**PROVIDED RECORDS:**
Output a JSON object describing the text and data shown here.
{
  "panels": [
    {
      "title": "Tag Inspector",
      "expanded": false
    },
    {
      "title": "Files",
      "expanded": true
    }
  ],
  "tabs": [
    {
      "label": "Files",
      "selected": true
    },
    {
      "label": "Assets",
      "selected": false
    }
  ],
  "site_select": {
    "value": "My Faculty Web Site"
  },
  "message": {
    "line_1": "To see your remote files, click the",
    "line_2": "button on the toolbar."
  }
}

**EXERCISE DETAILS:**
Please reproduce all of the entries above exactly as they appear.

**ANSWER BELOW:**
Output a JSON object describing the text and data shown here.
{
  "panels": [
    {
      "title": "Tag Inspector",
      "expanded": false
    },
    {
      "title": "Files",
      "expanded": true
    }
  ],
  "tabs": [
    {
      "label": "Files",
      "selected": true
    },
    {
      "label": "Assets",
      "selected": false
    }
  ],
  "site_select": {
    "value": "My Faculty Web Site"
  },
  "message": {
    "line_1": "To see your remote files, click the",
    "line_2": "button on the toolbar."
  }
}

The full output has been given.